Required work - Report each line of the listing below that holds "amount".

Raw data -
________________
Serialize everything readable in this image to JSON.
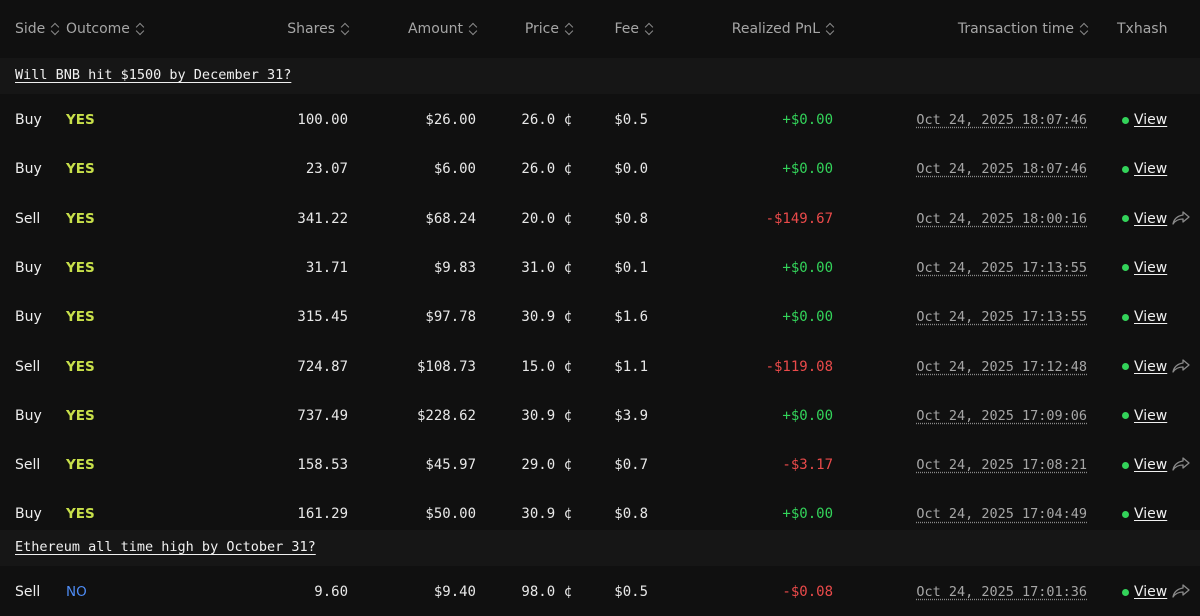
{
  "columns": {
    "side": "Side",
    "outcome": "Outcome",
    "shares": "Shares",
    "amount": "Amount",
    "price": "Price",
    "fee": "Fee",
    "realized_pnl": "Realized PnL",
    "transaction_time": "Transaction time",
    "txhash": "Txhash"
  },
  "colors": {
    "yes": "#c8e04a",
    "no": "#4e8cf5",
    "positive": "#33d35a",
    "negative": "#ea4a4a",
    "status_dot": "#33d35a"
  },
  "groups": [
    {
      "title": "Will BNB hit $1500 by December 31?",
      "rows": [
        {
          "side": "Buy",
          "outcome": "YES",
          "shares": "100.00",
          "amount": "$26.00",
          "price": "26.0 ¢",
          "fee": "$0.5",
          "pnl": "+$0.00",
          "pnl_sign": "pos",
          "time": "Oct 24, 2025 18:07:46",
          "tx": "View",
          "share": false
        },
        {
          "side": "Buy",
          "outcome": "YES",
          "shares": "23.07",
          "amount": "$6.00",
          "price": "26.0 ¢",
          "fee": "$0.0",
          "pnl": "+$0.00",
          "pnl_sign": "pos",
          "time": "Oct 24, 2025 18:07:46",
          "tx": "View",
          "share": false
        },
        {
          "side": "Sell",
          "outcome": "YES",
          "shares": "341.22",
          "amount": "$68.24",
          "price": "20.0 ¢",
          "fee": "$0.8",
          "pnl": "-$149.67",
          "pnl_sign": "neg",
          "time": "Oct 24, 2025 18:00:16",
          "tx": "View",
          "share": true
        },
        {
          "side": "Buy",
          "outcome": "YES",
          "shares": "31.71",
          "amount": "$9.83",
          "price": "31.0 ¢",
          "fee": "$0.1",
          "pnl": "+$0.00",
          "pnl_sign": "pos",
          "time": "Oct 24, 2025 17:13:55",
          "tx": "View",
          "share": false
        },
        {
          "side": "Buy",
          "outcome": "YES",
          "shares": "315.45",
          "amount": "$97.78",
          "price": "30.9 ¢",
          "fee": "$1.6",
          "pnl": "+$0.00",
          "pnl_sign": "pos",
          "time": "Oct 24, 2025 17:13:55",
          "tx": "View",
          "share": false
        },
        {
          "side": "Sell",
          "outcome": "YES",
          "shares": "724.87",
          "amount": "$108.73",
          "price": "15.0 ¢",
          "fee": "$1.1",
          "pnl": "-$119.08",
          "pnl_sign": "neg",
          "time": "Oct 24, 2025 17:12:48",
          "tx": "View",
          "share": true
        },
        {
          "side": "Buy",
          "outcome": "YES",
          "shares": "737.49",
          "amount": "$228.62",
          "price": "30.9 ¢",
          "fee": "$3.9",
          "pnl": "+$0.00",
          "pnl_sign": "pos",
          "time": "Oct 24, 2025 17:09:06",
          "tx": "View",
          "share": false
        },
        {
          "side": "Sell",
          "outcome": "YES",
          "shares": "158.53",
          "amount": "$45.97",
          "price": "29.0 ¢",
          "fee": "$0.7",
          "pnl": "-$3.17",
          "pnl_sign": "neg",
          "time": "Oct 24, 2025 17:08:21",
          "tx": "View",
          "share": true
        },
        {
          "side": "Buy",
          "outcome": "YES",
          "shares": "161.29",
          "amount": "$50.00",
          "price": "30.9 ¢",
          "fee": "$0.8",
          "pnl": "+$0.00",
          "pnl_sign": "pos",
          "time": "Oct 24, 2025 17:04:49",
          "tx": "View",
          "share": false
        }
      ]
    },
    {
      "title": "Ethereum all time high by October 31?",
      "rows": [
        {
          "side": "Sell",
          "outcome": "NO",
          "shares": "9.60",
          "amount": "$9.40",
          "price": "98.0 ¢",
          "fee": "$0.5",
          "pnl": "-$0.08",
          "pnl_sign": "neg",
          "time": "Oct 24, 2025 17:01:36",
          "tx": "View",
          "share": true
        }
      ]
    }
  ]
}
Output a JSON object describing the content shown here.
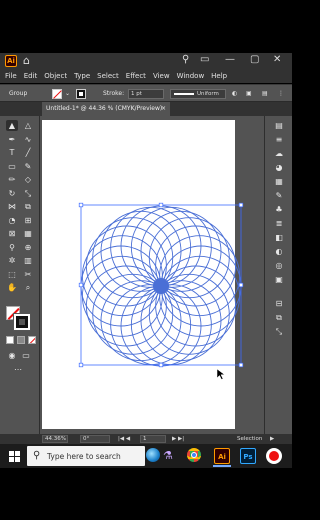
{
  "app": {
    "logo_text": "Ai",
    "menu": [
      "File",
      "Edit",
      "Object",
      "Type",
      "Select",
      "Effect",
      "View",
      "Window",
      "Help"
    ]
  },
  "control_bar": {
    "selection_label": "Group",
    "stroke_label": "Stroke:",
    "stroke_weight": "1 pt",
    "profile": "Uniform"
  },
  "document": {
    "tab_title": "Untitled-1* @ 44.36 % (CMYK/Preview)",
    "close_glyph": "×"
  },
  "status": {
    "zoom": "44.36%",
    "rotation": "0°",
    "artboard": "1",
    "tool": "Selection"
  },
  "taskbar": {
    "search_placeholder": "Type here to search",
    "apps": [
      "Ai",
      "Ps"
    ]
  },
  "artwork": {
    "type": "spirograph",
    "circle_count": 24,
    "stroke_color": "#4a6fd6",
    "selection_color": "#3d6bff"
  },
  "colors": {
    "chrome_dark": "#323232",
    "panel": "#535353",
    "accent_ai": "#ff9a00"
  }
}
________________
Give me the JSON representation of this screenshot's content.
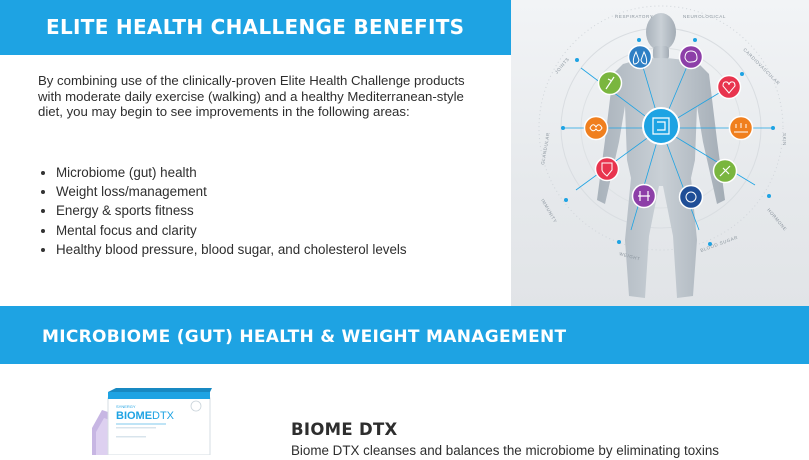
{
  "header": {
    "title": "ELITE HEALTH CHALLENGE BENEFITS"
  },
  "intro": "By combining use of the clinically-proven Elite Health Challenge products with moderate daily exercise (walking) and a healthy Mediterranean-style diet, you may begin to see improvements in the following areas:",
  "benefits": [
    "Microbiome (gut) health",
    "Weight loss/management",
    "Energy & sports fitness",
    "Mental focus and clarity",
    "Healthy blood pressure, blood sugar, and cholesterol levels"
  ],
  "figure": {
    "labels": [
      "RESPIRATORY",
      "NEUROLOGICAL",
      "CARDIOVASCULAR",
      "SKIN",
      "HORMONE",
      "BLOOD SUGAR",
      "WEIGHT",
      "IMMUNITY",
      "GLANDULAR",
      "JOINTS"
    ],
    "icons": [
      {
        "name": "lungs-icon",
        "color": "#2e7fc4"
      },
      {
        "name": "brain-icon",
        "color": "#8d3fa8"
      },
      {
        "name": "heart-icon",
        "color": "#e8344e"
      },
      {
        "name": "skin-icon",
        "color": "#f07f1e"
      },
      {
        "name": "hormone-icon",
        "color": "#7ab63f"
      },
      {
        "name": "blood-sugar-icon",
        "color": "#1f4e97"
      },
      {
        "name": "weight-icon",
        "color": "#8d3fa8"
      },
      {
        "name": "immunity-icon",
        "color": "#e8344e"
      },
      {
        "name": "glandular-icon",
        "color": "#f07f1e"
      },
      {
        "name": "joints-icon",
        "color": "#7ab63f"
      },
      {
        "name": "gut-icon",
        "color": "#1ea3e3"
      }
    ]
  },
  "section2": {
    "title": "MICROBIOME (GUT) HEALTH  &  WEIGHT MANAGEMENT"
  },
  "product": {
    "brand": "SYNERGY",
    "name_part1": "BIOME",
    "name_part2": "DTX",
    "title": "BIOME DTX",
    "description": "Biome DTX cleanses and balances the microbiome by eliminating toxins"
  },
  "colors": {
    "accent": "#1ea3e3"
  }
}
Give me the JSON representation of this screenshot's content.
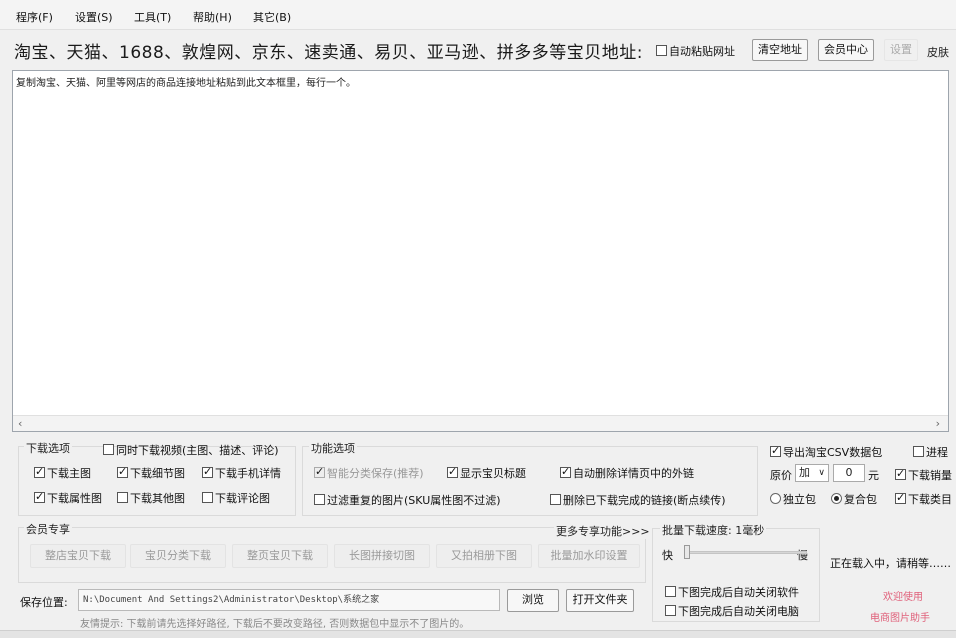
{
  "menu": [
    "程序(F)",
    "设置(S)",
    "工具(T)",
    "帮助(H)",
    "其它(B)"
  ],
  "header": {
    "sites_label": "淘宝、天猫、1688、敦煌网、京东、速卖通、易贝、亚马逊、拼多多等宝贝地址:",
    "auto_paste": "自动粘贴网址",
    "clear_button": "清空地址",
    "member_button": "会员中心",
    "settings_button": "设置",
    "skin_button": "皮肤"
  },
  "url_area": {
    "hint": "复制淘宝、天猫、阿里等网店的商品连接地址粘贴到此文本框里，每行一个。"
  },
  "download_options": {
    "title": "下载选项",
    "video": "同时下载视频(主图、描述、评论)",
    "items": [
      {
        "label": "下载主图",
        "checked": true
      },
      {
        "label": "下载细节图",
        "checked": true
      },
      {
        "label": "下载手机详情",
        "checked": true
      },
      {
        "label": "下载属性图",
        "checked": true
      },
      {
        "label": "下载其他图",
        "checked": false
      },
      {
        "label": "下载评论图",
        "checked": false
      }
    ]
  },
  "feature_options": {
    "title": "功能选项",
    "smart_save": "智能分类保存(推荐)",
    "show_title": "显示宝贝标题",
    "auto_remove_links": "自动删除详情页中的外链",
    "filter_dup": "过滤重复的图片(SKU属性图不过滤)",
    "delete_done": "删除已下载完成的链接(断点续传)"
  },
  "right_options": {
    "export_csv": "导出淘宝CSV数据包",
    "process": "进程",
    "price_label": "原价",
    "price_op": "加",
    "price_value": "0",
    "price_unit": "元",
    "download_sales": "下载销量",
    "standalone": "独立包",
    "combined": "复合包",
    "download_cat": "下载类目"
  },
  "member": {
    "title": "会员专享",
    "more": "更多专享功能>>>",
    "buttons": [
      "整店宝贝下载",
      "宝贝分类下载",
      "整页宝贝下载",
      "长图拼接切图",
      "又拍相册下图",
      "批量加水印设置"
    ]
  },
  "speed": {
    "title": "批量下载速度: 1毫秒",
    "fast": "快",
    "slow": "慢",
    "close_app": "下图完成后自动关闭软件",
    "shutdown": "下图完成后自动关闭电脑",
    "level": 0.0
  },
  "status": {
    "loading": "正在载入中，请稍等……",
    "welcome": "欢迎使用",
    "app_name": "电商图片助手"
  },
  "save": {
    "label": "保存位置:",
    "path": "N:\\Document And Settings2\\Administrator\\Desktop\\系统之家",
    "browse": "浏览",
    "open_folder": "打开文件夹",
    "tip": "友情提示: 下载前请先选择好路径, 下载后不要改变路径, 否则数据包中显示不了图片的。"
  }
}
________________
Expected answer -
    "amount": "Amount",
          "amount": "$26.00",
          "amount": "$6.00",
          "amount": "$68.24",
          "amount": "$9.83",
          "amount": "$97.78",
          "amount": "$108.73",
          "amount": "$228.62",
          "amount": "$45.97",
          "amount": "$50.00",
          "amount": "$9.40",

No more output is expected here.